He found it in the form of a sleek, airy structure of wood and stucco boxes in the coastal Connecticut town of Westport—a stylistic anomaly in a region known for traditional shingle houses. Designed by architect Bolek Ryzinski in collaboration with RAAD Studio, its location near seophee.com/seo-dallas.html the beach was part of the draw. (The first such place Siriano bought eight years ago is further inland in Danbury.) “Full vacation mode,” he says of what was intended to be a weekend escape.
Of course, timing is everything. Siriano closed on the house in February, and less than a month later, as COVID-19 sent the country into lockdown, he and his partner, Kyle Smith, a menswear designer, were sheltering there full-time. In the five months since, Siriano has experienced an aha moment. “It’s like another world up here,” he says. “It’s quiet. We’re completely surrounded by nature.” He’s even taken up cooking. “We sit down at the dining table almost every night. It feels like more real life. New Yorkers order food all the time, and watch a show.” The commute to the city is so manageable that he’s now considering downsizing his Manhattan apartment and staying put.
When it came to furnishing, Siriano had already gotten a jump start. “I’m a pretty heavy weekend antiquer,” he says, noting that the garage of his Danbury home served as a storage unit for contemporary design treasures he had amassed over time but previously had no place for. Among them were a pair of teak Danish midcentury chairs and a Pierre Paulin sofa that “was torn to shreds, so I got it super cheap,” says Siriano. He raided his apartment and office, too. A glass coffee table that had spent five years in his atelier now serves as the centerpiece of his open living room alongside a pair of vintage Mario Bellini for Cassina chairs culled from his apartment.

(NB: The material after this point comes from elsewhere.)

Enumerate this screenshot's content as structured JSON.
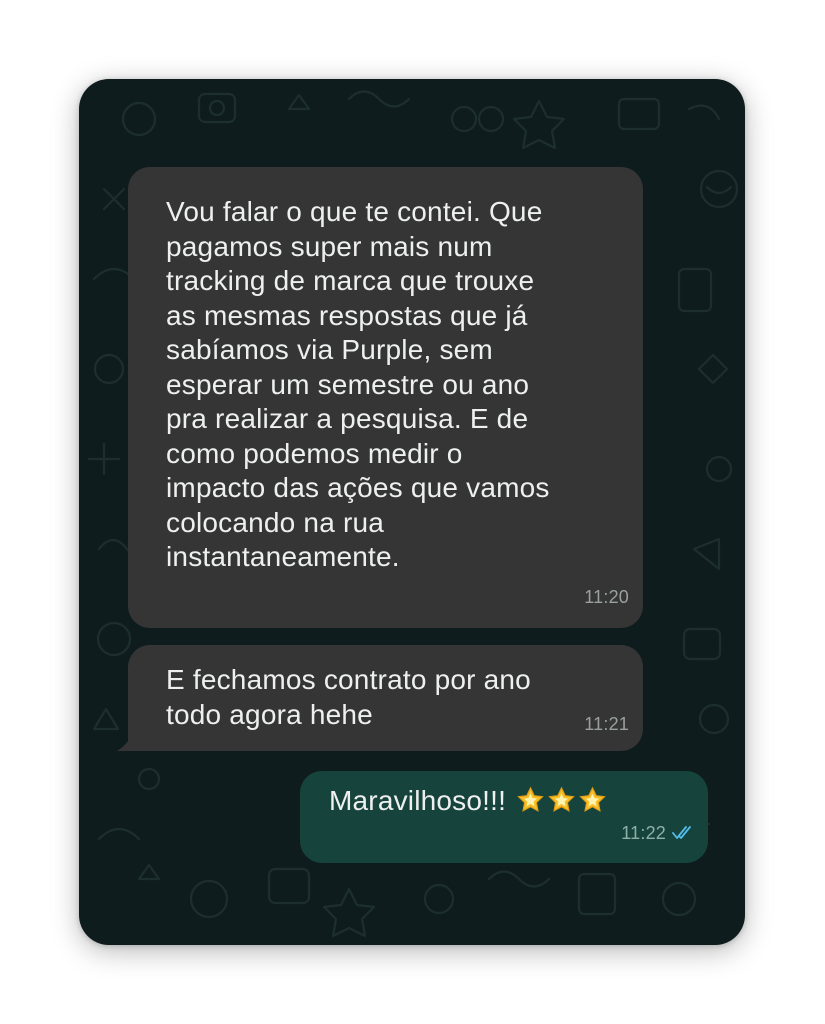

The house’s white walls, lofty ceilings, and expansive spaces are the perfect backdrop for his ever-evolving collection. “This architecture just felt like a way to showcase all the things I love, kind of like a gallery space,” he says. “My office is an old 1800s building. I was in all these more period-like settings. I just became obsessed with the idea of light and being surrounded by nature.” So much so that he eschewed curtains throughout. “I want the light,” he declares. “We wake up to it. I was always nervous that modernism wasn’t livable. I’m trying to make sure it’s still comfortable, that we can still hang out.”
One hobby he’s taken up during quarantine is furniture design. His office plays host to his Lula settee, featuring circular back cushions and a bench base of white bouclé atop triangulated wood legs, and downstairs in the living area there’s a chair with similarly playful geometric proportions. “I like that they look like little dresses or people,” says Siriano. After sharing a glimpse of the settee on his Instagram, he recently received his first commission. “It was fabulous. I just posted a snippet and this interior designer reached out. They’re going to do it at the foot of a bed, which I love. It will be super chic.” His foray into interiors is gaining legs in more ways than one: He is also designing the penthouse suite for the upcoming London Hotel in West Hollywood, where, he says, all of the dining chairs will be his own.